== PROMPT ==
Please restate the records that follow word for word, omitting any images.

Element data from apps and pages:

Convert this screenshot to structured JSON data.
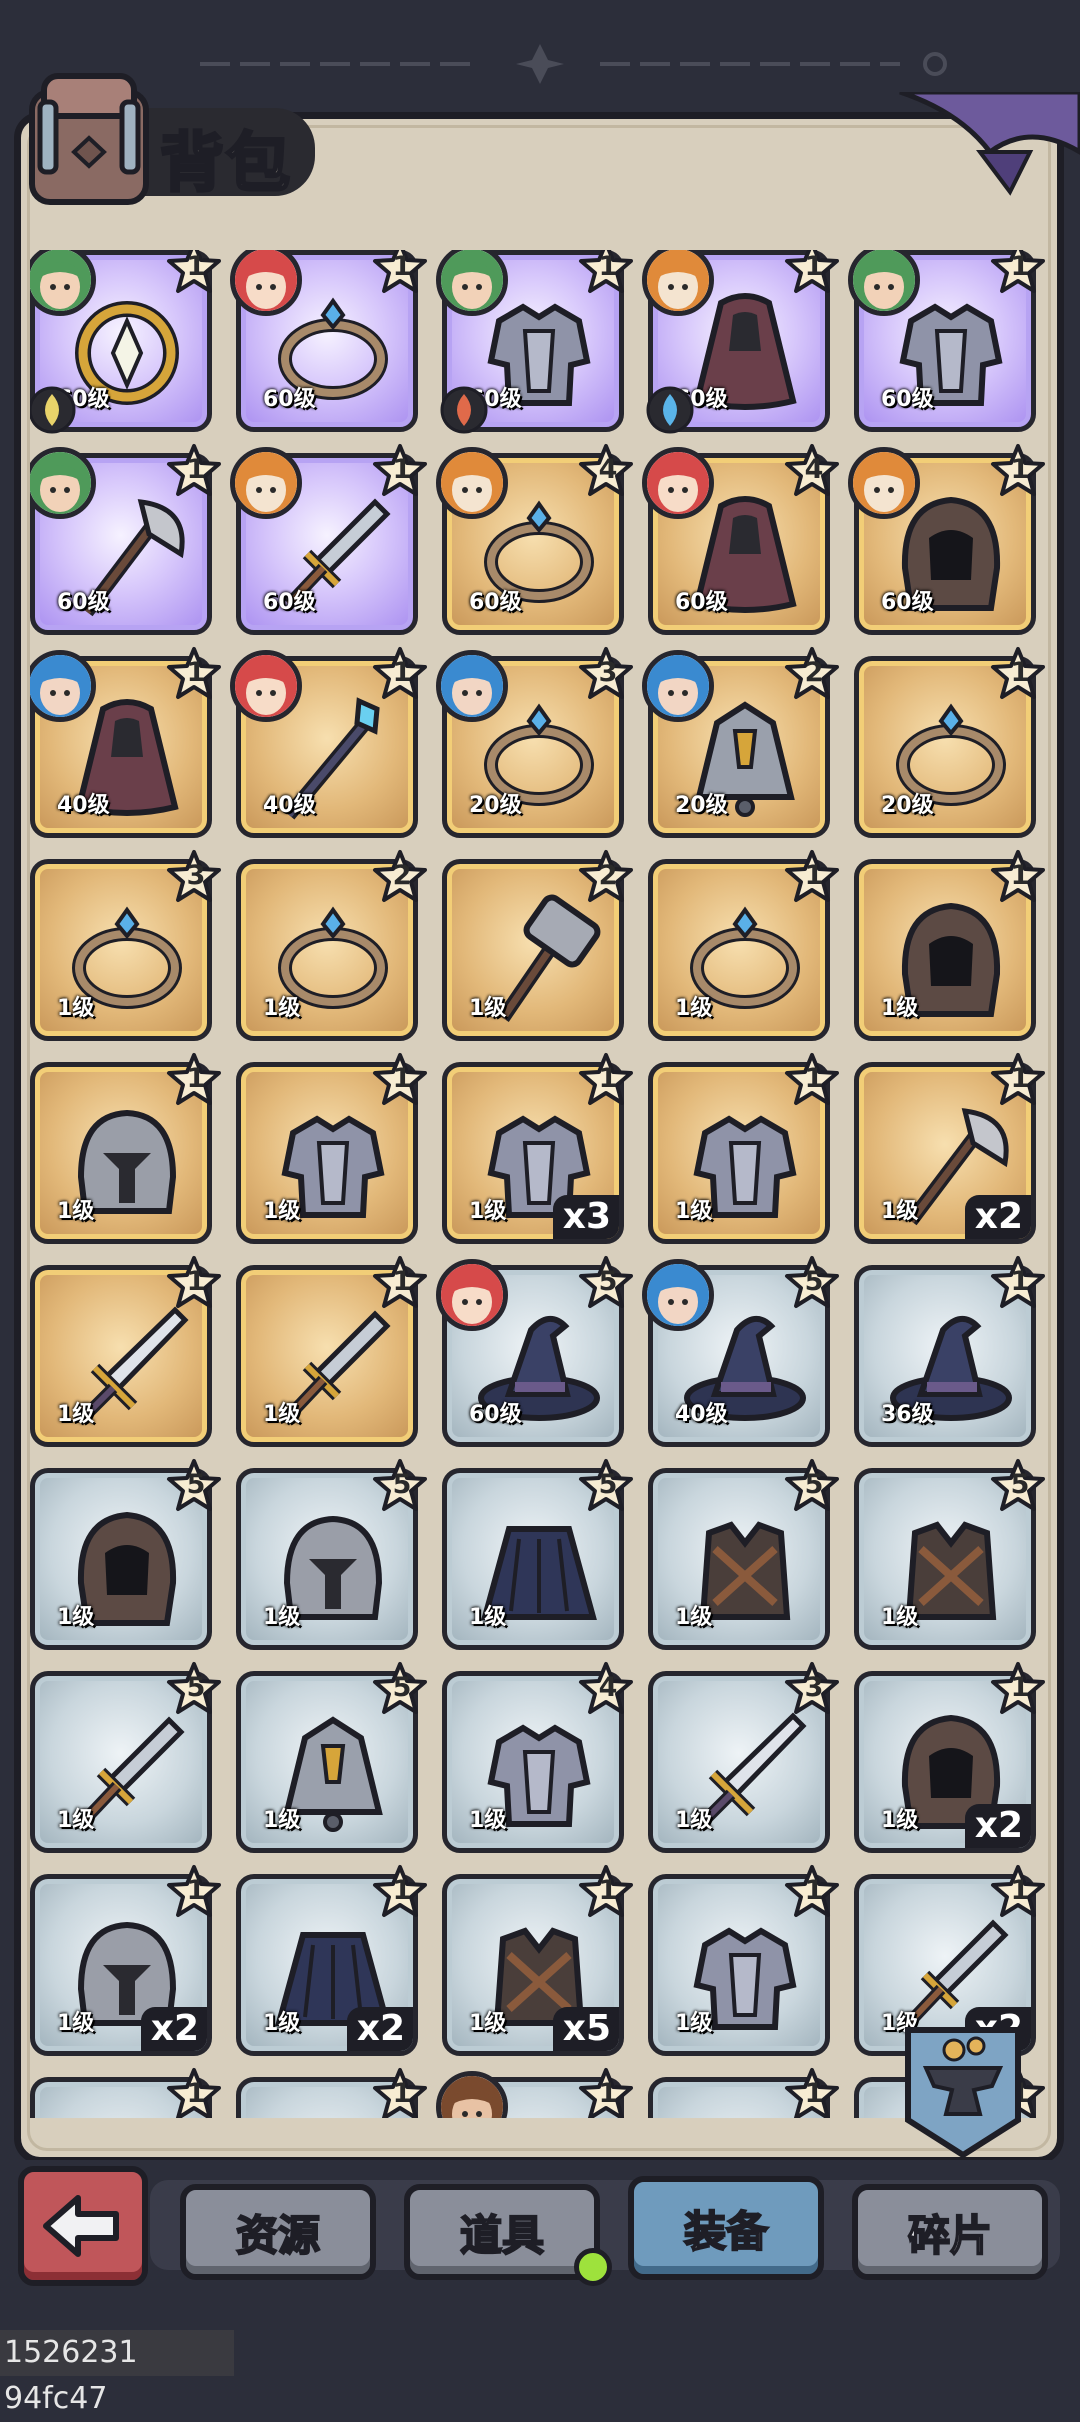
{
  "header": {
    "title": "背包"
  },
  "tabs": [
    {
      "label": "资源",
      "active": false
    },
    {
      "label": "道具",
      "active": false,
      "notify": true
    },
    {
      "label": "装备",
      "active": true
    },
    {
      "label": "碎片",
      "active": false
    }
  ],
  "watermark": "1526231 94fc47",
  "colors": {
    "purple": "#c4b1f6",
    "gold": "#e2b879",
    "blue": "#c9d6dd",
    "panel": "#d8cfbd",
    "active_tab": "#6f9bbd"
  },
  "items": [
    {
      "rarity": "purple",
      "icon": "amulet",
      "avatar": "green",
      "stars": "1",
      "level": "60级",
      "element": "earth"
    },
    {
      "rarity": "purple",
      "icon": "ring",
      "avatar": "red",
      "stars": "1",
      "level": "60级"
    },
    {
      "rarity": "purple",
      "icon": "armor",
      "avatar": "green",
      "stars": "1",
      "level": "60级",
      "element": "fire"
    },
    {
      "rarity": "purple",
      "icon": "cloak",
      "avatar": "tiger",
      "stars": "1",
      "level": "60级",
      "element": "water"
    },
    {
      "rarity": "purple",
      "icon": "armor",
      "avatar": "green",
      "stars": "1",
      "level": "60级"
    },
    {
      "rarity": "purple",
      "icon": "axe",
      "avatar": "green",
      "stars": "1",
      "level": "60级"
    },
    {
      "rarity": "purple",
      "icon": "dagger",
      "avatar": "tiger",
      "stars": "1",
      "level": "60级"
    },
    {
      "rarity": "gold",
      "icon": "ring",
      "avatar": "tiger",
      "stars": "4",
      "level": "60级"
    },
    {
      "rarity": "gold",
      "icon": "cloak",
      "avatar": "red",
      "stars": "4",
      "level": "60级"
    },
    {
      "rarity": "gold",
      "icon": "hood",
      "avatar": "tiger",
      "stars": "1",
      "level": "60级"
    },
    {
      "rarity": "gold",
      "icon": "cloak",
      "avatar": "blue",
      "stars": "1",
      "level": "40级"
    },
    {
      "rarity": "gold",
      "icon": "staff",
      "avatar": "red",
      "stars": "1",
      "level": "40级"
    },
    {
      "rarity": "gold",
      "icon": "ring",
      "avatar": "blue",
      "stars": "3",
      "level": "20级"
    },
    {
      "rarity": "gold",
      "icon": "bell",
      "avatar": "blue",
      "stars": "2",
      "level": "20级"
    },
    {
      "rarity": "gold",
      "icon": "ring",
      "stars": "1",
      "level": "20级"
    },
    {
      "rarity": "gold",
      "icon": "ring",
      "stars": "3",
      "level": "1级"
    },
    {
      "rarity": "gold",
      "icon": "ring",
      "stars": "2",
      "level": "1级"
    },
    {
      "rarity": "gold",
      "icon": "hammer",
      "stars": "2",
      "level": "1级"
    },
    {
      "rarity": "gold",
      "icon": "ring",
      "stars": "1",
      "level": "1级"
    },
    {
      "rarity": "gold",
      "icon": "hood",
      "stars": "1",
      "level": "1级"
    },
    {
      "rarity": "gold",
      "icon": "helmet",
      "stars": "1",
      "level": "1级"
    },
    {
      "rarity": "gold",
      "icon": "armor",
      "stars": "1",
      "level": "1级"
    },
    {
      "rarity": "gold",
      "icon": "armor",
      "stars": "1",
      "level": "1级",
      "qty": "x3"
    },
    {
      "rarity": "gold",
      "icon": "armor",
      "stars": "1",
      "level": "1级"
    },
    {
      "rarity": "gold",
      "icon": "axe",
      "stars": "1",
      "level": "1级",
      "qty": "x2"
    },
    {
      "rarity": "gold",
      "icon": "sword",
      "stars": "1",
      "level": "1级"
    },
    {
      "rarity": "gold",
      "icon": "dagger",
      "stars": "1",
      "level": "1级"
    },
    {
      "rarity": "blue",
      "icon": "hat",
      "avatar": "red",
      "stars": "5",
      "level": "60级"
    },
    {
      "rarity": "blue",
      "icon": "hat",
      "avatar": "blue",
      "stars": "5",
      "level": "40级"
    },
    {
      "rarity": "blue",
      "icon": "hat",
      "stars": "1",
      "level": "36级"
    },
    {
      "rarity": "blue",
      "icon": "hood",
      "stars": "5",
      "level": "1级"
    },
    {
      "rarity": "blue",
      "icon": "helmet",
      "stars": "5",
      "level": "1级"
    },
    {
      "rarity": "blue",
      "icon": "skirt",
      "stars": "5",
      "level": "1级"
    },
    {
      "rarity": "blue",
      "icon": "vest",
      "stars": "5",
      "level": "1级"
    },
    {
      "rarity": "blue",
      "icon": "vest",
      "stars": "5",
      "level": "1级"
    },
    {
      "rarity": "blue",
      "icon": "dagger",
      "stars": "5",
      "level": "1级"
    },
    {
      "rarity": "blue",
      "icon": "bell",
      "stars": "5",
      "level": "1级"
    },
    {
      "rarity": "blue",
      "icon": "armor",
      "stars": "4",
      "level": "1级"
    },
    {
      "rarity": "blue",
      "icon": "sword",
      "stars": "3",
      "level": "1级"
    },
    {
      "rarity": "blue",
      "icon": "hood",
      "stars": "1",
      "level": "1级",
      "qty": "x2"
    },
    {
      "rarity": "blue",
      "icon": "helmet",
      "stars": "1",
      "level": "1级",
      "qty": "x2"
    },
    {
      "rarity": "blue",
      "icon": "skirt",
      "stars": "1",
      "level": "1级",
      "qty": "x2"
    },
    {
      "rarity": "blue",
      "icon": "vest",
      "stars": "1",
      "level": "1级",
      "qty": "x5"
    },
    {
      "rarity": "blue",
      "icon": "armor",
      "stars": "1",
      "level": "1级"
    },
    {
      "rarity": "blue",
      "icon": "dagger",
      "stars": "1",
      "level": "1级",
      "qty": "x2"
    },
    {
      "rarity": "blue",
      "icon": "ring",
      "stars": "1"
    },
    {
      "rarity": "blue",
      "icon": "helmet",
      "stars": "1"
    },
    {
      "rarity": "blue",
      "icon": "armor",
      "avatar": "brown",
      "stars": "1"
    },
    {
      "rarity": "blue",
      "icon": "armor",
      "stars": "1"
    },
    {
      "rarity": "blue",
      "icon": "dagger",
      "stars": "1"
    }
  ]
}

== EXERCISE RESULT ==
Convert this screenshot to structured JSON data.
{
  "header": {
    "title": "背包"
  },
  "tabs": [
    {
      "label": "资源",
      "active": false
    },
    {
      "label": "道具",
      "active": false,
      "notify": true
    },
    {
      "label": "装备",
      "active": true
    },
    {
      "label": "碎片",
      "active": false
    }
  ],
  "watermark": "1526231 94fc47",
  "colors": {
    "purple": "#c4b1f6",
    "gold": "#e2b879",
    "blue": "#c9d6dd",
    "panel": "#d8cfbd",
    "active_tab": "#6f9bbd"
  },
  "items": [
    {
      "rarity": "purple",
      "icon": "amulet",
      "avatar": "green",
      "stars": "1",
      "level": "60级",
      "element": "earth"
    },
    {
      "rarity": "purple",
      "icon": "ring",
      "avatar": "red",
      "stars": "1",
      "level": "60级"
    },
    {
      "rarity": "purple",
      "icon": "armor",
      "avatar": "green",
      "stars": "1",
      "level": "60级",
      "element": "fire"
    },
    {
      "rarity": "purple",
      "icon": "cloak",
      "avatar": "tiger",
      "stars": "1",
      "level": "60级",
      "element": "water"
    },
    {
      "rarity": "purple",
      "icon": "armor",
      "avatar": "green",
      "stars": "1",
      "level": "60级"
    },
    {
      "rarity": "purple",
      "icon": "axe",
      "avatar": "green",
      "stars": "1",
      "level": "60级"
    },
    {
      "rarity": "purple",
      "icon": "dagger",
      "avatar": "tiger",
      "stars": "1",
      "level": "60级"
    },
    {
      "rarity": "gold",
      "icon": "ring",
      "avatar": "tiger",
      "stars": "4",
      "level": "60级"
    },
    {
      "rarity": "gold",
      "icon": "cloak",
      "avatar": "red",
      "stars": "4",
      "level": "60级"
    },
    {
      "rarity": "gold",
      "icon": "hood",
      "avatar": "tiger",
      "stars": "1",
      "level": "60级"
    },
    {
      "rarity": "gold",
      "icon": "cloak",
      "avatar": "blue",
      "stars": "1",
      "level": "40级"
    },
    {
      "rarity": "gold",
      "icon": "staff",
      "avatar": "red",
      "stars": "1",
      "level": "40级"
    },
    {
      "rarity": "gold",
      "icon": "ring",
      "avatar": "blue",
      "stars": "3",
      "level": "20级"
    },
    {
      "rarity": "gold",
      "icon": "bell",
      "avatar": "blue",
      "stars": "2",
      "level": "20级"
    },
    {
      "rarity": "gold",
      "icon": "ring",
      "stars": "1",
      "level": "20级"
    },
    {
      "rarity": "gold",
      "icon": "ring",
      "stars": "3",
      "level": "1级"
    },
    {
      "rarity": "gold",
      "icon": "ring",
      "stars": "2",
      "level": "1级"
    },
    {
      "rarity": "gold",
      "icon": "hammer",
      "stars": "2",
      "level": "1级"
    },
    {
      "rarity": "gold",
      "icon": "ring",
      "stars": "1",
      "level": "1级"
    },
    {
      "rarity": "gold",
      "icon": "hood",
      "stars": "1",
      "level": "1级"
    },
    {
      "rarity": "gold",
      "icon": "helmet",
      "stars": "1",
      "level": "1级"
    },
    {
      "rarity": "gold",
      "icon": "armor",
      "stars": "1",
      "level": "1级"
    },
    {
      "rarity": "gold",
      "icon": "armor",
      "stars": "1",
      "level": "1级",
      "qty": "x3"
    },
    {
      "rarity": "gold",
      "icon": "armor",
      "stars": "1",
      "level": "1级"
    },
    {
      "rarity": "gold",
      "icon": "axe",
      "stars": "1",
      "level": "1级",
      "qty": "x2"
    },
    {
      "rarity": "gold",
      "icon": "sword",
      "stars": "1",
      "level": "1级"
    },
    {
      "rarity": "gold",
      "icon": "dagger",
      "stars": "1",
      "level": "1级"
    },
    {
      "rarity": "blue",
      "icon": "hat",
      "avatar": "red",
      "stars": "5",
      "level": "60级"
    },
    {
      "rarity": "blue",
      "icon": "hat",
      "avatar": "blue",
      "stars": "5",
      "level": "40级"
    },
    {
      "rarity": "blue",
      "icon": "hat",
      "stars": "1",
      "level": "36级"
    },
    {
      "rarity": "blue",
      "icon": "hood",
      "stars": "5",
      "level": "1级"
    },
    {
      "rarity": "blue",
      "icon": "helmet",
      "stars": "5",
      "level": "1级"
    },
    {
      "rarity": "blue",
      "icon": "skirt",
      "stars": "5",
      "level": "1级"
    },
    {
      "rarity": "blue",
      "icon": "vest",
      "stars": "5",
      "level": "1级"
    },
    {
      "rarity": "blue",
      "icon": "vest",
      "stars": "5",
      "level": "1级"
    },
    {
      "rarity": "blue",
      "icon": "dagger",
      "stars": "5",
      "level": "1级"
    },
    {
      "rarity": "blue",
      "icon": "bell",
      "stars": "5",
      "level": "1级"
    },
    {
      "rarity": "blue",
      "icon": "armor",
      "stars": "4",
      "level": "1级"
    },
    {
      "rarity": "blue",
      "icon": "sword",
      "stars": "3",
      "level": "1级"
    },
    {
      "rarity": "blue",
      "icon": "hood",
      "stars": "1",
      "level": "1级",
      "qty": "x2"
    },
    {
      "rarity": "blue",
      "icon": "helmet",
      "stars": "1",
      "level": "1级",
      "qty": "x2"
    },
    {
      "rarity": "blue",
      "icon": "skirt",
      "stars": "1",
      "level": "1级",
      "qty": "x2"
    },
    {
      "rarity": "blue",
      "icon": "vest",
      "stars": "1",
      "level": "1级",
      "qty": "x5"
    },
    {
      "rarity": "blue",
      "icon": "armor",
      "stars": "1",
      "level": "1级"
    },
    {
      "rarity": "blue",
      "icon": "dagger",
      "stars": "1",
      "level": "1级",
      "qty": "x2"
    },
    {
      "rarity": "blue",
      "icon": "ring",
      "stars": "1"
    },
    {
      "rarity": "blue",
      "icon": "helmet",
      "stars": "1"
    },
    {
      "rarity": "blue",
      "icon": "armor",
      "avatar": "brown",
      "stars": "1"
    },
    {
      "rarity": "blue",
      "icon": "armor",
      "stars": "1"
    },
    {
      "rarity": "blue",
      "icon": "dagger",
      "stars": "1"
    }
  ]
}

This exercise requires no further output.